- _WHAT THE TASK ASKS_:
Repeat the data exactly, with every line included.

Component data from apps and pages

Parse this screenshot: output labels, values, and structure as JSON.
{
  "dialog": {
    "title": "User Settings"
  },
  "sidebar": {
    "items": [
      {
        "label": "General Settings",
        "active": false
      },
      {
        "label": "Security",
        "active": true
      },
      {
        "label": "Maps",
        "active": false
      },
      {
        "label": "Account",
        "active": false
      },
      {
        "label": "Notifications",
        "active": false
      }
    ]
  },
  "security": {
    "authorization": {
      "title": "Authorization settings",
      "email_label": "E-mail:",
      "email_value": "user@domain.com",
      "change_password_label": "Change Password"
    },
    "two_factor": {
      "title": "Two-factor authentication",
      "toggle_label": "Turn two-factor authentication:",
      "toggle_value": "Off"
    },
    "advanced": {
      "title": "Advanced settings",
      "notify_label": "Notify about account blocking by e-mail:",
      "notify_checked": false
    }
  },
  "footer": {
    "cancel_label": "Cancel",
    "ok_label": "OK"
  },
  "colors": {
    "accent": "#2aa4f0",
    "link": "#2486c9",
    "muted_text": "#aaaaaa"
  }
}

- _EXERCISE ANSWER_:
Parse this screenshot: output labels, values, and structure as JSON.
{
  "dialog": {
    "title": "User Settings"
  },
  "sidebar": {
    "items": [
      {
        "label": "General Settings",
        "active": false
      },
      {
        "label": "Security",
        "active": true
      },
      {
        "label": "Maps",
        "active": false
      },
      {
        "label": "Account",
        "active": false
      },
      {
        "label": "Notifications",
        "active": false
      }
    ]
  },
  "security": {
    "authorization": {
      "title": "Authorization settings",
      "email_label": "E-mail:",
      "email_value": "user@domain.com",
      "change_password_label": "Change Password"
    },
    "two_factor": {
      "title": "Two-factor authentication",
      "toggle_label": "Turn two-factor authentication:",
      "toggle_value": "Off"
    },
    "advanced": {
      "title": "Advanced settings",
      "notify_label": "Notify about account blocking by e-mail:",
      "notify_checked": false
    }
  },
  "footer": {
    "cancel_label": "Cancel",
    "ok_label": "OK"
  },
  "colors": {
    "accent": "#2aa4f0",
    "link": "#2486c9",
    "muted_text": "#aaaaaa"
  }
}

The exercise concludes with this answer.